- [DATA TO USE]
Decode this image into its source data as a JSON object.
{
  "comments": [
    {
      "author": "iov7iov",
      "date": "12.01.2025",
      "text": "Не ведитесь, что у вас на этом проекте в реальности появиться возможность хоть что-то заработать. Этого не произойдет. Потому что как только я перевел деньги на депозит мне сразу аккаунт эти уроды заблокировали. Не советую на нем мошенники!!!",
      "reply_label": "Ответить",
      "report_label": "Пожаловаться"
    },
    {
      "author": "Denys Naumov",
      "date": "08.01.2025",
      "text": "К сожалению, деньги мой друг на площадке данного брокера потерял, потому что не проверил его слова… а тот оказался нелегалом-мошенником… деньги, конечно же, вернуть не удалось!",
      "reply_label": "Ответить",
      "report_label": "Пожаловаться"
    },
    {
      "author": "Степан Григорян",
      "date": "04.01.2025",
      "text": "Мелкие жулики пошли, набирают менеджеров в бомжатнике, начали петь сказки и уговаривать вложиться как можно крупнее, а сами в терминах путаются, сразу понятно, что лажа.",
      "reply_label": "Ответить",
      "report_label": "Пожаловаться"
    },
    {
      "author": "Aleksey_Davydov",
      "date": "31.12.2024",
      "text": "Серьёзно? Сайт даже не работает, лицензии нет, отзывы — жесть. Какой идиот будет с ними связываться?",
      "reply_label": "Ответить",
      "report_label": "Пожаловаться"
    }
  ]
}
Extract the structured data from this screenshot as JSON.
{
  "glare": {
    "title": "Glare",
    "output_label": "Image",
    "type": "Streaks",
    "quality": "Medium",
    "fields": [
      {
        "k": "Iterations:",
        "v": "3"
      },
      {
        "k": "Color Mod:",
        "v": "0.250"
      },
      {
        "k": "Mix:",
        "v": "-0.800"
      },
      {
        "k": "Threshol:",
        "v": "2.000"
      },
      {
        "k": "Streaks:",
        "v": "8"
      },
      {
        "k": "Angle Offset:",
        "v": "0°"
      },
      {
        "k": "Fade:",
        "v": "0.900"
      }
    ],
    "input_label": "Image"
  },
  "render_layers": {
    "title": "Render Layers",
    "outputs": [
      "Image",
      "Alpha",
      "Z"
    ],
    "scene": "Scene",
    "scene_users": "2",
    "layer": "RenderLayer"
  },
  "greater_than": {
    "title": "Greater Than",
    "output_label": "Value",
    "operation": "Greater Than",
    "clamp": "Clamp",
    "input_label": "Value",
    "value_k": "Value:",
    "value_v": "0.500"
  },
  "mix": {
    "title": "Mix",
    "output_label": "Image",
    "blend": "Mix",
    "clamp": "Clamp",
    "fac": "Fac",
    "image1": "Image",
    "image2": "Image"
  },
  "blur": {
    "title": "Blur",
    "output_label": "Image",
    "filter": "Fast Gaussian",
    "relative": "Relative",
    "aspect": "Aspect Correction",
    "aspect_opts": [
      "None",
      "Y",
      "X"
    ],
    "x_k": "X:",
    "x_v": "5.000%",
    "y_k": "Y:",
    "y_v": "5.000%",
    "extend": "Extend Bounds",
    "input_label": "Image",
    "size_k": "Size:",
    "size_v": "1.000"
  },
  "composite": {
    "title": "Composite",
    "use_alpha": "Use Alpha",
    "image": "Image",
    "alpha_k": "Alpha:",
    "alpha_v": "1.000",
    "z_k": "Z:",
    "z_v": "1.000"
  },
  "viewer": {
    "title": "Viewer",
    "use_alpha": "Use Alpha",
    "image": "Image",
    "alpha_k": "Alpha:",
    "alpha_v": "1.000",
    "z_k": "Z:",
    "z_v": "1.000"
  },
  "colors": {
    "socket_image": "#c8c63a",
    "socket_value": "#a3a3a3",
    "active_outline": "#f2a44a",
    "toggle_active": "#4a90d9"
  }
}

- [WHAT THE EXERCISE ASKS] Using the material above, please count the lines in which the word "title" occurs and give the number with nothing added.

- [REPLY TO THE TASK] 7